• [Raw data]:
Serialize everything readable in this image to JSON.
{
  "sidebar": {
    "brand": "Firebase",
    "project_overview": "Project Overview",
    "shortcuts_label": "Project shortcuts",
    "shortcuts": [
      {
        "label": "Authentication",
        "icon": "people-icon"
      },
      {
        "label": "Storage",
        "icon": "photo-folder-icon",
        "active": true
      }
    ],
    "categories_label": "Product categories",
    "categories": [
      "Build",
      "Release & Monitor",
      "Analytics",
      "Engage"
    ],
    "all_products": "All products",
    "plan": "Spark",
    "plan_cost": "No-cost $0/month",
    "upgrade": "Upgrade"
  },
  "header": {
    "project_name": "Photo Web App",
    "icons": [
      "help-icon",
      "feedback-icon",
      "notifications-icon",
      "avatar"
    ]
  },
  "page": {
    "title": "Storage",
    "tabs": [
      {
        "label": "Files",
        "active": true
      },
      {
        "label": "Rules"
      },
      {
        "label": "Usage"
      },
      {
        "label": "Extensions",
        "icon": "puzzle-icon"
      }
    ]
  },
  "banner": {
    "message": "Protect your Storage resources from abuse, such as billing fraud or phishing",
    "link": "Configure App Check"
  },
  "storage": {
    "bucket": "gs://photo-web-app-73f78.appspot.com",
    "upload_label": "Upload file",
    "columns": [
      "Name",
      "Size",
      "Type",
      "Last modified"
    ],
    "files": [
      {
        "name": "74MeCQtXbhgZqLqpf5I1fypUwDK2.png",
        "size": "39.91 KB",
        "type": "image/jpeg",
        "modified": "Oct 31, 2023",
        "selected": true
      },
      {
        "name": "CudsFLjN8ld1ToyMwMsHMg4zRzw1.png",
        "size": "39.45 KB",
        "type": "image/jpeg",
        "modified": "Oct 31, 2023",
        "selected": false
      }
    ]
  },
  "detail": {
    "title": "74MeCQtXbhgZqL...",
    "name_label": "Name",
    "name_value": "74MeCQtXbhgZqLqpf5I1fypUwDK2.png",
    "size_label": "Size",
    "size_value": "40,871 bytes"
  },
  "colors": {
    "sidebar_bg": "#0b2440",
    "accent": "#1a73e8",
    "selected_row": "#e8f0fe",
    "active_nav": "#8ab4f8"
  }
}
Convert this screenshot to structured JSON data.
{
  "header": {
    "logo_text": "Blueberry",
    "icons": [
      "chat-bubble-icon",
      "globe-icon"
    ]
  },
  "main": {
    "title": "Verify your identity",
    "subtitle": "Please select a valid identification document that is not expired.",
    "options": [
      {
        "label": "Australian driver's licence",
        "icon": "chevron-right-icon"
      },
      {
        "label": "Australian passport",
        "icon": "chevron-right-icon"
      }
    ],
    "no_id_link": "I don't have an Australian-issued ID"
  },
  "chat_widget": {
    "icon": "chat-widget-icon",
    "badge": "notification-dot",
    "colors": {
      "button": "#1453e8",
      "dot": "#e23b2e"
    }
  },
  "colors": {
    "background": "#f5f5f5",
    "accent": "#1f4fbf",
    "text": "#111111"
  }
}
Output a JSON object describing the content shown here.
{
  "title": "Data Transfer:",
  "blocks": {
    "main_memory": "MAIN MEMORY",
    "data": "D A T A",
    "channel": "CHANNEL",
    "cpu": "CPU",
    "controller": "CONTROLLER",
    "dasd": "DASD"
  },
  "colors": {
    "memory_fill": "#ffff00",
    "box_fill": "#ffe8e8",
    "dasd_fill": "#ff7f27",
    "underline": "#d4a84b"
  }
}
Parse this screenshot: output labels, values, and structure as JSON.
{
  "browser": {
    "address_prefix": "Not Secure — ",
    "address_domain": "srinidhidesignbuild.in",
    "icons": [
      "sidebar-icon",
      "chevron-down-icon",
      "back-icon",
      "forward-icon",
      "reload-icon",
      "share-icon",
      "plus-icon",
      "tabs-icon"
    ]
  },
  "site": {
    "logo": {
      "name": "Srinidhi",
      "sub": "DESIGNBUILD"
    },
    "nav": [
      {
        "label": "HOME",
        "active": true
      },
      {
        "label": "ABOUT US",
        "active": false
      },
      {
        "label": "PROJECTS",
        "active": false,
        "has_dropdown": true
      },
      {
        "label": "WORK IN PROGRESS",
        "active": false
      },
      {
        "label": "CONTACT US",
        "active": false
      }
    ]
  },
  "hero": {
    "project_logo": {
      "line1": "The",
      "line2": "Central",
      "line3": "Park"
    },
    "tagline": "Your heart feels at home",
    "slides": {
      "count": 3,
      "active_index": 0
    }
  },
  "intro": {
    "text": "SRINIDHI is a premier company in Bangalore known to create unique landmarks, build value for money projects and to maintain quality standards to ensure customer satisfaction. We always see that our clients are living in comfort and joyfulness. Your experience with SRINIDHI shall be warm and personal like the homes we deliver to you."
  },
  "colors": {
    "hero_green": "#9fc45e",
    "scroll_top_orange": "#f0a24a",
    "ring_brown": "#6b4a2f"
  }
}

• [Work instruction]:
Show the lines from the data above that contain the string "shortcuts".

• [Expected output]:
    "shortcuts_label": "Project shortcuts",
    "shortcuts": [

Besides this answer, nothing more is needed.